Over the past two years, Neighbourhood Police Posts (NPPs) have leaned towards becoming fully automated in order to firstly, providing around-the-clock access to residents, and secondly, increasingly free up police officers from their desk-bound duties.
As of now, there are currently nine redesigned and revamped NPPs that provide self-service features, such as an e-kiosk with a touchscreen terminal to allow members of the public to report a crime and apply for police documents, among other things.
This is up from the initial three fully automated NPPs in West Coast, Radin Mas and Marsiling, which were announced as a six-month pilot in December 2013. There are currently 62 NPPs islandwide.
The newly redesigned NPPs are in Bishan, Boon Lay, Nee Soon South, Pasir Panjang, Siglap and Tanjong Pagar.
Of these, four NPPs also provide ATM and AXS machines.
Apart from the self-service features, members of the public can speak to a police officer stationed at the nearest Neighbourhood Police Centre via video conferencing should they need more help. There are also automated drop-boxes for lost-and-found property, as well as interactive tablets with various apps from government agencies and crime prevention advisories, available to the public.
One of the aims of the Community Policing System (COPS) rolled out in 2012 was to tap technology so that the police can free up manpower to better serve the community where officers can be redeployed from desk-bound duties.
With regards to the choice of locations, the police said the decision was based on the “demographics of the neighbourhood to allow the police to test the effectiveness in serving both the younger and older users”.
Member of Parliament (MP) Lee Bee Wah of Nee Soon GRC noted to local media, that resident feedback on the revamped Nee Soon South NPP has been positive so far. She noted that police patrolling had been stepped up, with more police presence in the HDB estates. The meeting rooms within the police post also provide more space for grassroots leaders and residents to use the facilities.
There is concern that the older generation might find it hard it use the automated interface. A resident has suggested that teaching of how to use the machines would likely be valued.

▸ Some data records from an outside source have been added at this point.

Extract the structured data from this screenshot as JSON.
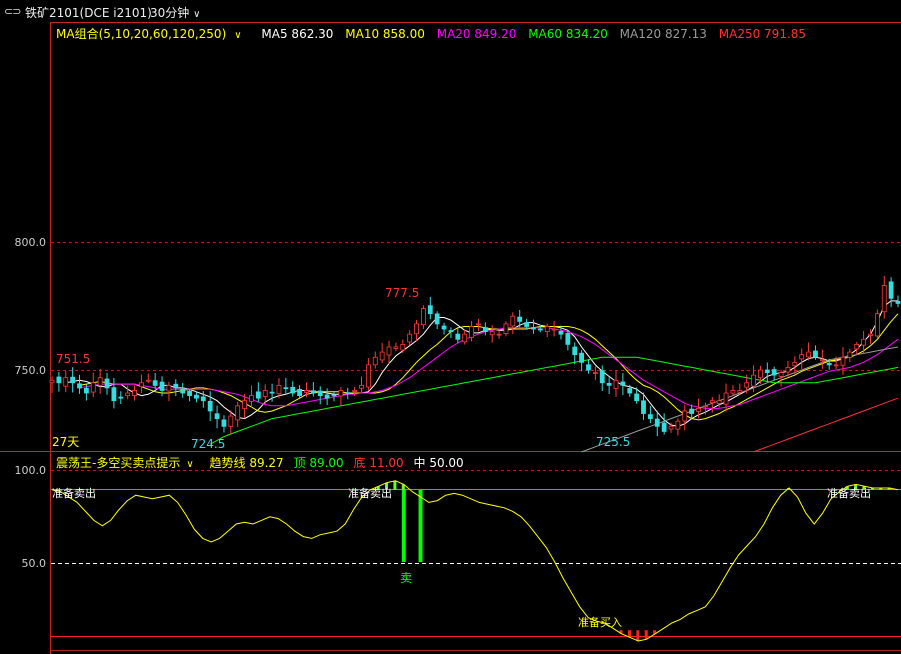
{
  "header": {
    "symbol": "铁矿2101(DCE i2101)",
    "period": "30分钟",
    "icon": "link-icon",
    "dropdown_icon": "chevron-down-icon"
  },
  "ma_legend": {
    "group_label": "MA组合(5,10,20,60,120,250)",
    "items": [
      {
        "label": "MA5 862.30",
        "color": "#ffffff"
      },
      {
        "label": "MA10 858.00",
        "color": "#ffff00"
      },
      {
        "label": "MA20 849.20",
        "color": "#ff00ff"
      },
      {
        "label": "MA60 834.20",
        "color": "#00ff00"
      },
      {
        "label": "MA120 827.13",
        "color": "#9a9a9a"
      },
      {
        "label": "MA250 791.85",
        "color": "#ff3333"
      }
    ]
  },
  "osc_legend": {
    "name": "震荡王-多空买卖点提示",
    "items": [
      {
        "label": "趋势线 89.27",
        "color": "#ffff00"
      },
      {
        "label": "顶 89.00",
        "color": "#00ff00"
      },
      {
        "label": "底 11.00",
        "color": "#ff3333"
      },
      {
        "label": "中 50.00",
        "color": "#ffffff"
      }
    ]
  },
  "chart_data": [
    {
      "type": "candlestick",
      "y_ticks": [
        "800.0",
        "750.0"
      ],
      "ylim": [
        718,
        856
      ],
      "annotations": [
        {
          "text": "751.5",
          "color": "#ff3333"
        },
        {
          "text": "724.5",
          "color": "#33dddd"
        },
        {
          "text": "777.5",
          "color": "#ff3333"
        },
        {
          "text": "725.5",
          "color": "#33dddd"
        },
        {
          "text": "27天",
          "color": "#ffff00"
        }
      ],
      "close": [
        746,
        745,
        747,
        745,
        743,
        741,
        745,
        747,
        743,
        738,
        739,
        741,
        742,
        745,
        746,
        744,
        742,
        744,
        743,
        741,
        740,
        739,
        738,
        734,
        731,
        728,
        732,
        736,
        738,
        740,
        739,
        742,
        741,
        744,
        743,
        741,
        740,
        742,
        741,
        740,
        739,
        740,
        742,
        741,
        742,
        744,
        752,
        755,
        757,
        759,
        759,
        760,
        764,
        768,
        774,
        772,
        768,
        766,
        765,
        762,
        764,
        767,
        768,
        765,
        765,
        764,
        768,
        771,
        769,
        767,
        766,
        766,
        767,
        766,
        764,
        760,
        756,
        753,
        750,
        749,
        745,
        744,
        746,
        744,
        741,
        738,
        733,
        731,
        728,
        726,
        728,
        730,
        734,
        733,
        735,
        736,
        738,
        738,
        741,
        742,
        742,
        745,
        748,
        750,
        749,
        748,
        749,
        751,
        753,
        756,
        757,
        755,
        754,
        752,
        752,
        755,
        757,
        760,
        762,
        764,
        772,
        783,
        778,
        776
      ],
      "ma_series": [
        {
          "name": "MA5",
          "color": "#ffffff",
          "values": [
            745,
            745.5,
            746,
            745.5,
            744.5,
            743.5,
            743.5,
            744.5,
            744.5,
            742.5,
            741,
            740,
            740.5,
            742,
            744,
            744,
            743,
            743,
            742.5,
            741.5,
            740.5,
            739.5,
            738,
            735.5,
            733.5,
            731.5,
            731,
            732.5,
            734.5,
            737.5,
            739,
            740,
            740.5,
            741.5,
            742,
            742,
            741.5,
            741.5,
            741,
            740.5,
            740.5,
            740.5,
            741,
            741,
            741.5,
            744.5,
            749,
            752.5,
            755.5,
            757.5,
            759.5,
            761.5,
            764,
            767.5,
            770.5,
            770.5,
            769.5,
            767.5,
            765.5,
            764.5,
            764.5,
            765.5,
            766,
            765.5,
            765.5,
            766,
            767.5,
            768.5,
            768.5,
            767.5,
            767,
            767,
            766.5,
            765.5,
            763,
            759,
            755.5,
            752,
            749.5,
            747.5,
            745.5,
            744,
            743.5,
            742.5,
            740.5,
            737,
            733.5,
            730.5,
            728.5,
            728,
            729,
            731,
            732.5,
            733.5,
            735,
            736.5,
            737.5,
            739,
            740.5,
            742,
            743.5,
            745.5,
            747.5,
            748.5,
            749,
            749.5,
            751,
            753,
            754.5,
            755,
            754.5,
            753.5,
            753.5,
            754.5,
            756,
            758,
            761,
            764,
            769,
            775,
            777,
            777
          ]
        },
        {
          "name": "MA10",
          "color": "#ffff00",
          "values": [
            744,
            744.5,
            745,
            745.5,
            745,
            744.5,
            744.5,
            744.5,
            744.5,
            743.5,
            742.5,
            741.5,
            741,
            741,
            741.5,
            742,
            742.5,
            743,
            743,
            742.5,
            742,
            741,
            740,
            738.5,
            737,
            735.5,
            734,
            733.5,
            734,
            735,
            736,
            737.5,
            739,
            740.5,
            741,
            741.5,
            741.5,
            741.5,
            741.5,
            741,
            741,
            741,
            741,
            741,
            741.5,
            742.5,
            744.5,
            747,
            750,
            753,
            755.5,
            758,
            760,
            762.5,
            765,
            766.5,
            767,
            767,
            767,
            766.5,
            766,
            766,
            766,
            766,
            766,
            766,
            766.5,
            767,
            767,
            767,
            767,
            767,
            766.5,
            765.5,
            764,
            762,
            759.5,
            757,
            754.5,
            751.5,
            748.5,
            746,
            744,
            743,
            741.5,
            739.5,
            737,
            734.5,
            732.5,
            731,
            730.5,
            731,
            732,
            733,
            734.5,
            735.5,
            737,
            738.5,
            740,
            741.5,
            743,
            744.5,
            746,
            747,
            748,
            749.5,
            750.5,
            751.5,
            752.5,
            753.5,
            754,
            754.5,
            755,
            756,
            757.5,
            759.5,
            762,
            765.5,
            769,
            772
          ]
        },
        {
          "name": "MA20",
          "color": "#ff00ff",
          "values": [
            743,
            743.5,
            744,
            744.5,
            744.5,
            744.5,
            744.5,
            744.5,
            744.5,
            744,
            743.5,
            743,
            742.5,
            742.5,
            742.5,
            742.5,
            742.5,
            742.5,
            742.5,
            742.5,
            742,
            741.5,
            741,
            740.5,
            739.5,
            738.5,
            737.5,
            736.5,
            736,
            736,
            736,
            736.5,
            737,
            737.5,
            738,
            738.5,
            739,
            739.5,
            740,
            740.5,
            740.5,
            741,
            741,
            741.5,
            742,
            743,
            744,
            745.5,
            747,
            749,
            751,
            753,
            755,
            757,
            759,
            760.5,
            762,
            763,
            764,
            765,
            765.5,
            766,
            766.5,
            766.5,
            766.5,
            766.5,
            766.5,
            766.5,
            766.5,
            766,
            765.5,
            765,
            764,
            763,
            761.5,
            760,
            758,
            756,
            754,
            752,
            750,
            748,
            746,
            744.5,
            743,
            741.5,
            740,
            738.5,
            737,
            736,
            735.5,
            735,
            735,
            735,
            735.5,
            736,
            736.5,
            737.5,
            738.5,
            739.5,
            740.5,
            741.5,
            742.5,
            743.5,
            744.5,
            745.5,
            746.5,
            747.5,
            748.5,
            749.5,
            750,
            750.5,
            751,
            752,
            753,
            754.5,
            756,
            758,
            760,
            762
          ]
        },
        {
          "name": "MA60",
          "color": "#00ff00",
          "values": [
            721,
            722.5,
            724,
            725,
            726,
            727,
            728,
            729,
            730,
            731,
            731.5,
            732,
            732.5,
            733,
            733.5,
            734,
            734.5,
            735,
            735.5,
            736,
            736.5,
            737,
            737.5,
            738,
            738.5,
            739,
            739.5,
            740,
            740.5,
            741,
            741.5,
            742,
            742.5,
            743,
            743.5,
            744,
            744.5,
            745,
            745.5,
            746,
            746.5,
            747,
            747.5,
            748,
            748.5,
            749,
            749.5,
            750,
            750.5,
            751,
            751.5,
            752,
            752.5,
            753,
            753.5,
            754,
            754.5,
            755,
            755,
            755,
            755,
            755,
            755,
            754.5,
            754,
            753.5,
            753,
            752.5,
            752,
            751.5,
            751,
            750.5,
            750,
            749.5,
            749,
            748.5,
            748,
            747.5,
            747,
            746.5,
            746,
            745.5,
            745,
            745,
            745,
            745,
            745,
            745,
            745,
            745.5,
            746,
            746.5,
            747,
            747.5,
            748,
            748.5,
            749,
            749.5,
            750,
            750.5,
            751
          ]
        },
        {
          "name": "MA120",
          "color": "#9a9a9a",
          "values": [
            718,
            719,
            720,
            721,
            722,
            723,
            724,
            725,
            726,
            727,
            728,
            729,
            730,
            731,
            732,
            733,
            734,
            735,
            736,
            737,
            738,
            739,
            740,
            741,
            742,
            743,
            744,
            745,
            746,
            747,
            748,
            749,
            750,
            751,
            752,
            753,
            754,
            754.5,
            755,
            755.5,
            756,
            756.5,
            757,
            757.5,
            758,
            758.5,
            759
          ]
        },
        {
          "name": "MA250",
          "color": "#ff3333",
          "values": [
            718,
            719,
            720,
            721,
            722,
            723,
            724,
            725,
            726,
            727,
            728,
            729,
            730,
            731,
            732,
            733,
            734,
            735,
            736,
            737,
            738,
            739
          ]
        }
      ]
    },
    {
      "type": "line",
      "y_ticks": [
        "100.0",
        "50.0"
      ],
      "ylim": [
        0,
        100
      ],
      "top_line": 89,
      "bottom_line": 11,
      "mid_line": 50,
      "annotations": [
        {
          "text": "准备卖出",
          "color": "#ffffff"
        },
        {
          "text": "准备卖出",
          "color": "#ffffff"
        },
        {
          "text": "卖",
          "color": "#00ff00"
        },
        {
          "text": "准备买入",
          "color": "#ffff00"
        },
        {
          "text": "准备卖出",
          "color": "#ffffff"
        }
      ],
      "trend": [
        89,
        88,
        85,
        82,
        77,
        72,
        69,
        72,
        78,
        83,
        86,
        85,
        84,
        85,
        86,
        82,
        75,
        67,
        62,
        60,
        62,
        66,
        70,
        71,
        70,
        72,
        74,
        73,
        70,
        66,
        63,
        62,
        64,
        65,
        66,
        70,
        78,
        85,
        89,
        91,
        93,
        94,
        92,
        88,
        85,
        82,
        83,
        86,
        87,
        86,
        84,
        82,
        81,
        80,
        79,
        77,
        74,
        69,
        63,
        57,
        49,
        40,
        32,
        24,
        18,
        16,
        15,
        12,
        9,
        7,
        5,
        6,
        9,
        12,
        15,
        17,
        20,
        22,
        24,
        30,
        38,
        46,
        53,
        58,
        63,
        70,
        79,
        86,
        90,
        85,
        76,
        70,
        76,
        84,
        88,
        91,
        92,
        91,
        90,
        90,
        90,
        89
      ]
    }
  ]
}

Going forward, there will probably be more e-platforms for the public to report a crime as the police continue to leverage technology, said the police, who will continue to evaluate the feedback received on the redesigned NPPs, to see how the delivery of such services to the public can be improved.